I lived in Cleveland for 5 years in the 80's, so the legend of the Cleveland Barons, AHL version, was passed on to me! Ironic, as I played soccer one game at Cleveland State only to find out I was standing on the old site of The Cleveland Arena!
All good memories......
Indeed. You could pick it up on UHF... our own @Fenway (Moderator here) got his start as a Cameraman with UHF CH29 Buffalo, they had a remote facilities truck, covering Sabres games when they hit the ice in 1970 providing the coverage & feeds for the out of town teams visiting the Aud..... And non-hockey but a none the less very popular figure in Buffalo, Western New York & Southern Ontario who was a big Sabres & Bills supporter & who brought us the news everynight for nearly 40 years beginning in the 60's has also passed away... RIP Irv Weinstein.
Maybe the best local anchor in any market ever. Viewers in Toronto watched him in big numbers and many there thought Buffalo was always on fire
I think many of us including his teammates have the same question.
December 10 - Al Rittinger, 92, former Boston Bruin.

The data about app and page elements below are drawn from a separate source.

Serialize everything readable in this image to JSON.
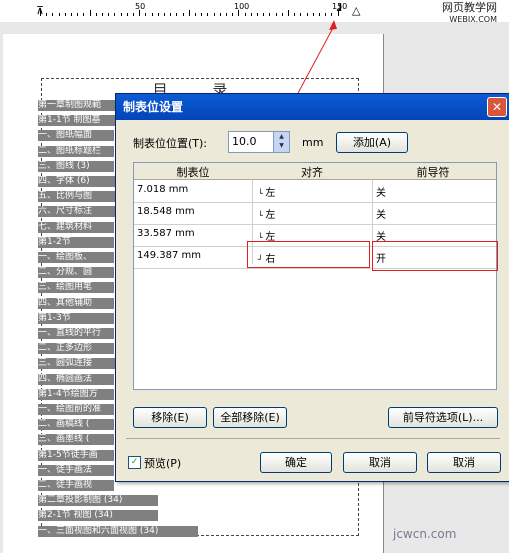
{
  "ruler": {
    "labels": [
      "50",
      "100",
      "150"
    ]
  },
  "watermark_top": {
    "title": "网页教学网",
    "site": "WEBJX.COM"
  },
  "document": {
    "title": "目  录",
    "toc": [
      "第一章制图规範",
      "第1-1节 制图基",
      "一、图纸幅面",
      "二、图纸标题栏",
      "三、图线 (3)",
      "四、字体 (6)",
      "五、比例与图",
      "六、尺寸标注",
      "七、建筑材料",
      "第1-2节",
      "一、绘图板、",
      "二、分规、圆",
      "三、绘图用笔",
      "四、其他辅助",
      "第1-3节",
      "一、直线的平行",
      "二、正多边形",
      "三、圆弧连接",
      "四、椭圆画法",
      "第1-4节绘图方",
      "一、绘图前的准",
      "二、画稿线 (",
      "三、画墨线 (",
      "第1-5节徒手画",
      "一、徒手画法",
      "二、徒手画视",
      "第二章投影制图 (34)",
      "第2-1节      视图 (34)",
      "一、三面视图和六面视图 (34)"
    ]
  },
  "dialog": {
    "title": "制表位设置",
    "close_icon": "close-icon",
    "position_label": "制表位位置(T):",
    "position_value": "10.0",
    "unit": "mm",
    "add_button": "添加(A)",
    "columns": [
      "制表位",
      "对齐",
      "前导符"
    ],
    "rows": [
      {
        "pos": "7.018 mm",
        "align": "左",
        "leader": "关"
      },
      {
        "pos": "18.548 mm",
        "align": "左",
        "leader": "关"
      },
      {
        "pos": "33.587 mm",
        "align": "左",
        "leader": "关"
      },
      {
        "pos": "149.387 mm",
        "align": "右",
        "leader": "开"
      }
    ],
    "remove_button": "移除(E)",
    "remove_all_button": "全部移除(E)",
    "leader_options_button": "前导符选项(L)...",
    "preview_label": "预览(P)",
    "preview_checked": true,
    "ok_button": "确定",
    "cancel_button": "取消",
    "cancel_button2": "取消"
  },
  "watermark_bottom": "jcwcn.com"
}
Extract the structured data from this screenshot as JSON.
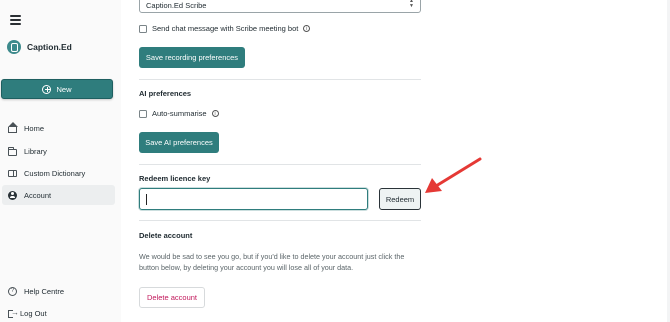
{
  "app": {
    "brand_name": "Caption.Ed"
  },
  "sidebar": {
    "new_label": "New",
    "items": [
      {
        "label": "Home",
        "icon": "home-icon"
      },
      {
        "label": "Library",
        "icon": "folder-icon"
      },
      {
        "label": "Custom Dictionary",
        "icon": "book-icon"
      },
      {
        "label": "Account",
        "icon": "account-icon",
        "active": true
      }
    ],
    "footer": [
      {
        "label": "Help Centre",
        "icon": "help-icon"
      },
      {
        "label": "Log Out",
        "icon": "logout-icon"
      }
    ]
  },
  "recording": {
    "bot_name_value": "Caption.Ed Scribe",
    "send_chat_label": "Send chat message with Scribe meeting bot",
    "send_chat_checked": false,
    "save_label": "Save recording preferences"
  },
  "ai": {
    "heading": "AI preferences",
    "auto_summarise_label": "Auto-summarise",
    "auto_summarise_checked": false,
    "save_label": "Save AI preferences"
  },
  "licence": {
    "heading": "Redeem licence key",
    "input_value": "",
    "redeem_label": "Redeem"
  },
  "delete": {
    "heading": "Delete account",
    "description": "We would be sad to see you go, but if you'd like to delete your account just click the button below, by deleting your account you will lose all of your data.",
    "button_label": "Delete account"
  },
  "colors": {
    "accent": "#2f7d7d",
    "danger": "#c2185b",
    "annotation_arrow": "#e53935"
  }
}
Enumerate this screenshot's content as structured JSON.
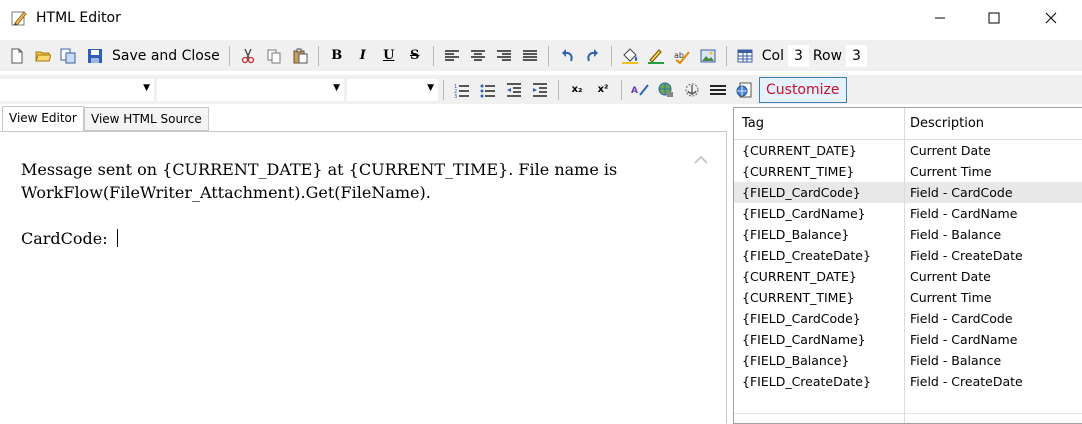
{
  "window": {
    "title": "HTML Editor",
    "minimize_symbol": "—",
    "close_symbol": "✕"
  },
  "toolbar": {
    "save_close_label": "Save and Close",
    "bold": "B",
    "italic": "I",
    "underline": "U",
    "strike": "S",
    "col_label": "Col",
    "col_value": "3",
    "row_label": "Row",
    "row_value": "3"
  },
  "format_bar": {
    "style_combo": "",
    "font_combo": "",
    "size_combo": "",
    "subscript": "x₂",
    "superscript": "x²",
    "customize_label": "Customize"
  },
  "tabs": [
    {
      "label": "View Editor",
      "active": true
    },
    {
      "label": "View HTML Source",
      "active": false
    }
  ],
  "editor": {
    "line1": "Message sent on {CURRENT_DATE} at {CURRENT_TIME}. File name is",
    "line2": "WorkFlow(FileWriter_Attachment).Get(FileName).",
    "line3": "CardCode: "
  },
  "tag_grid": {
    "header_tag": "Tag",
    "header_description": "Description",
    "selected_row": 2,
    "rows": [
      {
        "tag": "{CURRENT_DATE}",
        "description": "Current Date"
      },
      {
        "tag": "{CURRENT_TIME}",
        "description": "Current Time"
      },
      {
        "tag": "{FIELD_CardCode}",
        "description": "Field - CardCode"
      },
      {
        "tag": "{FIELD_CardName}",
        "description": "Field - CardName"
      },
      {
        "tag": "{FIELD_Balance}",
        "description": "Field - Balance"
      },
      {
        "tag": "{FIELD_CreateDate}",
        "description": "Field - CreateDate"
      },
      {
        "tag": "{CURRENT_DATE}",
        "description": "Current Date"
      },
      {
        "tag": "{CURRENT_TIME}",
        "description": "Current Time"
      },
      {
        "tag": "{FIELD_CardCode}",
        "description": "Field - CardCode"
      },
      {
        "tag": "{FIELD_CardName}",
        "description": "Field - CardName"
      },
      {
        "tag": "{FIELD_Balance}",
        "description": "Field - Balance"
      },
      {
        "tag": "{FIELD_CreateDate}",
        "description": "Field - CreateDate"
      }
    ]
  }
}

Played 19 games in 1943-44.
His family believed he was the way he was having lost 2 brothers during his childhood, formative years, idolizing his older brother who's goalie equipment Terry inherited.... Others suggesting that maybe he was bi-poplar, an oft over-used psychiatric diagnosis but I suppose possible..... Even at his height, early years in Detroit, he apparently felt "insecure" about himself & his lock on the job. Very likely Jack Adams deliberately keeping him unbalanced, not helping the situation....
His list of injuries & illnesses unbelievable, playing it in that super-low crouch as he did & maskless resulting in over 400 stitches to his face, multiple broken noses, cheekbones.... in constant pain, playing with & through it... the drinking of course, a respite, escape but so too a depressant & that combined with prescription & very likely non-prescription drugs, anything to relieve the physical pain... well, between the early emotional trauma, the highs & lows of the game... can be a real witches brew for some but you know what? If you asked him, others like him, held a Seance, Automatic Handwriting or whatever, communicating across the great divide... they'd probably tell you they wouldnt have changed a thing, just been kinder to those they loved, those who loved them.
First time I saw Bower play, maybe 1962, the TV announcers were calling him an old man.
Funny, he didn't play that way. Still had many good years left in him.